■ Assignment: The full set of entries below needs to be written out exactly.

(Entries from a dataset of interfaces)
★ ★ ★
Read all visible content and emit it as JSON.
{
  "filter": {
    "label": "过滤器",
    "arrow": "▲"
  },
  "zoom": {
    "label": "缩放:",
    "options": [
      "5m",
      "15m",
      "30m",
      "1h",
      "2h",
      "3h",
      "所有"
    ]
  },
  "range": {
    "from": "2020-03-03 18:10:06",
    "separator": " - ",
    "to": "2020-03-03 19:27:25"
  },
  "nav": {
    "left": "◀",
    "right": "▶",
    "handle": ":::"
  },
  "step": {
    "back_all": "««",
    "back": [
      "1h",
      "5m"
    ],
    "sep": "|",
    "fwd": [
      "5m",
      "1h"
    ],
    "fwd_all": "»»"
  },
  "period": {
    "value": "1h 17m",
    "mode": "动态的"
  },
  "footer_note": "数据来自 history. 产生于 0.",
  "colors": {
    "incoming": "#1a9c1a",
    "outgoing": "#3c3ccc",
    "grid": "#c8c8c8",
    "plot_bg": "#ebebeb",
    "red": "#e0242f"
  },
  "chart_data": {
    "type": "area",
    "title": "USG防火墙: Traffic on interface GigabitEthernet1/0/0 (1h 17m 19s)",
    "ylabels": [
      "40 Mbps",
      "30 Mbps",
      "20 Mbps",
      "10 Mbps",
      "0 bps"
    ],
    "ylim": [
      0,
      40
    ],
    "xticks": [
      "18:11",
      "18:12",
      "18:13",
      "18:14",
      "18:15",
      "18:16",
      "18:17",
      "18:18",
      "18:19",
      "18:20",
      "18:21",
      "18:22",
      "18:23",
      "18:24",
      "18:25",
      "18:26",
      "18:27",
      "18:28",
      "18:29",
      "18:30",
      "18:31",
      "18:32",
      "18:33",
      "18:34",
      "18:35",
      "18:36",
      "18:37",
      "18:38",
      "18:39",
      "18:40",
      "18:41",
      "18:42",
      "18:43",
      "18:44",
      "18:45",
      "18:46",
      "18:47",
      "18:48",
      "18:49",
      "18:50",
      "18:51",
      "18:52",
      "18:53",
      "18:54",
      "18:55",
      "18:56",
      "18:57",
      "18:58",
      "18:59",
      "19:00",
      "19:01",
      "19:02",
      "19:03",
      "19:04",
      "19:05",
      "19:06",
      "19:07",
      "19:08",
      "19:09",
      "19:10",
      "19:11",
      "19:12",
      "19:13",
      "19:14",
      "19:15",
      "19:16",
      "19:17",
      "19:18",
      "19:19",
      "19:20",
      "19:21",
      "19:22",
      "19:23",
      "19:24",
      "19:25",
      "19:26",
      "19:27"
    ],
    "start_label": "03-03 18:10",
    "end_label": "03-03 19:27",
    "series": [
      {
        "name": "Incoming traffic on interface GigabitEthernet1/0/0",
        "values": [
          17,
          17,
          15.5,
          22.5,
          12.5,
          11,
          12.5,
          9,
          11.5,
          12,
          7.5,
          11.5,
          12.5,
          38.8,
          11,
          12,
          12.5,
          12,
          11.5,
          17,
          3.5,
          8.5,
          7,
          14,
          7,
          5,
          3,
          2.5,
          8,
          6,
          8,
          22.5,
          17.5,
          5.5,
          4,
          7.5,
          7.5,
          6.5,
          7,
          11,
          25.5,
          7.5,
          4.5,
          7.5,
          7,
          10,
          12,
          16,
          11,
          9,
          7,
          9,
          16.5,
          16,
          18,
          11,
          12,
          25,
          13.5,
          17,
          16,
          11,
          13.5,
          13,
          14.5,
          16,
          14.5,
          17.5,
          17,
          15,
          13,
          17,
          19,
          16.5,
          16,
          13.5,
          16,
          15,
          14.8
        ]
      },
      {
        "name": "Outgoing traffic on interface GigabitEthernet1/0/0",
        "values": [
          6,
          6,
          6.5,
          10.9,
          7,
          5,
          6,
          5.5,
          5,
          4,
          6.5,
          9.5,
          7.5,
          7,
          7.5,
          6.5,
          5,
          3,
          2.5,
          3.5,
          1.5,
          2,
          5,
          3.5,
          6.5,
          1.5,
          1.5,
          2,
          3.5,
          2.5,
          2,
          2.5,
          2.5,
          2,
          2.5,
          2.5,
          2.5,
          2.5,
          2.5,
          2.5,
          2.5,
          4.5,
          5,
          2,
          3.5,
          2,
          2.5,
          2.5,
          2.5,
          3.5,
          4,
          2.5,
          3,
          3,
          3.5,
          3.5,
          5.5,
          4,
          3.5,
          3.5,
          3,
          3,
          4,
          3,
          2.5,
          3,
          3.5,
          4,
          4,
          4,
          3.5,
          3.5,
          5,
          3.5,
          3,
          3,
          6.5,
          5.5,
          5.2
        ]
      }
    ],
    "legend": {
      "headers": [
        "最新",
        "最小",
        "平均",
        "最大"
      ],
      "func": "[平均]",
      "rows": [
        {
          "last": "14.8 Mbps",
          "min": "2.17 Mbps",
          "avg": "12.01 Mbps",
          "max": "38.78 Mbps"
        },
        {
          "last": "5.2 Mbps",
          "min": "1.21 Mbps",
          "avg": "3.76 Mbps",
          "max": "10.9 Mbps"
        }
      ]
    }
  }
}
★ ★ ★
■ Exercise result:
Read all visible content and emit it as JSON.
{
  "filter": {
    "label": "过滤器",
    "arrow": "▲"
  },
  "zoom": {
    "label": "缩放:",
    "options": [
      "5m",
      "15m",
      "30m",
      "1h",
      "2h",
      "3h",
      "所有"
    ]
  },
  "range": {
    "from": "2020-03-03 18:10:06",
    "separator": " - ",
    "to": "2020-03-03 19:27:25"
  },
  "nav": {
    "left": "◀",
    "right": "▶",
    "handle": ":::"
  },
  "step": {
    "back_all": "««",
    "back": [
      "1h",
      "5m"
    ],
    "sep": "|",
    "fwd": [
      "5m",
      "1h"
    ],
    "fwd_all": "»»"
  },
  "period": {
    "value": "1h 17m",
    "mode": "动态的"
  },
  "footer_note": "数据来自 history. 产生于 0.",
  "colors": {
    "incoming": "#1a9c1a",
    "outgoing": "#3c3ccc",
    "grid": "#c8c8c8",
    "plot_bg": "#ebebeb",
    "red": "#e0242f"
  },
  "chart_data": {
    "type": "area",
    "title": "USG防火墙: Traffic on interface GigabitEthernet1/0/0 (1h 17m 19s)",
    "ylabels": [
      "40 Mbps",
      "30 Mbps",
      "20 Mbps",
      "10 Mbps",
      "0 bps"
    ],
    "ylim": [
      0,
      40
    ],
    "xticks": [
      "18:11",
      "18:12",
      "18:13",
      "18:14",
      "18:15",
      "18:16",
      "18:17",
      "18:18",
      "18:19",
      "18:20",
      "18:21",
      "18:22",
      "18:23",
      "18:24",
      "18:25",
      "18:26",
      "18:27",
      "18:28",
      "18:29",
      "18:30",
      "18:31",
      "18:32",
      "18:33",
      "18:34",
      "18:35",
      "18:36",
      "18:37",
      "18:38",
      "18:39",
      "18:40",
      "18:41",
      "18:42",
      "18:43",
      "18:44",
      "18:45",
      "18:46",
      "18:47",
      "18:48",
      "18:49",
      "18:50",
      "18:51",
      "18:52",
      "18:53",
      "18:54",
      "18:55",
      "18:56",
      "18:57",
      "18:58",
      "18:59",
      "19:00",
      "19:01",
      "19:02",
      "19:03",
      "19:04",
      "19:05",
      "19:06",
      "19:07",
      "19:08",
      "19:09",
      "19:10",
      "19:11",
      "19:12",
      "19:13",
      "19:14",
      "19:15",
      "19:16",
      "19:17",
      "19:18",
      "19:19",
      "19:20",
      "19:21",
      "19:22",
      "19:23",
      "19:24",
      "19:25",
      "19:26",
      "19:27"
    ],
    "start_label": "03-03 18:10",
    "end_label": "03-03 19:27",
    "series": [
      {
        "name": "Incoming traffic on interface GigabitEthernet1/0/0",
        "values": [
          17,
          17,
          15.5,
          22.5,
          12.5,
          11,
          12.5,
          9,
          11.5,
          12,
          7.5,
          11.5,
          12.5,
          38.8,
          11,
          12,
          12.5,
          12,
          11.5,
          17,
          3.5,
          8.5,
          7,
          14,
          7,
          5,
          3,
          2.5,
          8,
          6,
          8,
          22.5,
          17.5,
          5.5,
          4,
          7.5,
          7.5,
          6.5,
          7,
          11,
          25.5,
          7.5,
          4.5,
          7.5,
          7,
          10,
          12,
          16,
          11,
          9,
          7,
          9,
          16.5,
          16,
          18,
          11,
          12,
          25,
          13.5,
          17,
          16,
          11,
          13.5,
          13,
          14.5,
          16,
          14.5,
          17.5,
          17,
          15,
          13,
          17,
          19,
          16.5,
          16,
          13.5,
          16,
          15,
          14.8
        ]
      },
      {
        "name": "Outgoing traffic on interface GigabitEthernet1/0/0",
        "values": [
          6,
          6,
          6.5,
          10.9,
          7,
          5,
          6,
          5.5,
          5,
          4,
          6.5,
          9.5,
          7.5,
          7,
          7.5,
          6.5,
          5,
          3,
          2.5,
          3.5,
          1.5,
          2,
          5,
          3.5,
          6.5,
          1.5,
          1.5,
          2,
          3.5,
          2.5,
          2,
          2.5,
          2.5,
          2,
          2.5,
          2.5,
          2.5,
          2.5,
          2.5,
          2.5,
          2.5,
          4.5,
          5,
          2,
          3.5,
          2,
          2.5,
          2.5,
          2.5,
          3.5,
          4,
          2.5,
          3,
          3,
          3.5,
          3.5,
          5.5,
          4,
          3.5,
          3.5,
          3,
          3,
          4,
          3,
          2.5,
          3,
          3.5,
          4,
          4,
          4,
          3.5,
          3.5,
          5,
          3.5,
          3,
          3,
          6.5,
          5.5,
          5.2
        ]
      }
    ],
    "legend": {
      "headers": [
        "最新",
        "最小",
        "平均",
        "最大"
      ],
      "func": "[平均]",
      "rows": [
        {
          "last": "14.8 Mbps",
          "min": "2.17 Mbps",
          "avg": "12.01 Mbps",
          "max": "38.78 Mbps"
        },
        {
          "last": "5.2 Mbps",
          "min": "1.21 Mbps",
          "avg": "3.76 Mbps",
          "max": "10.9 Mbps"
        }
      ]
    }
  }
}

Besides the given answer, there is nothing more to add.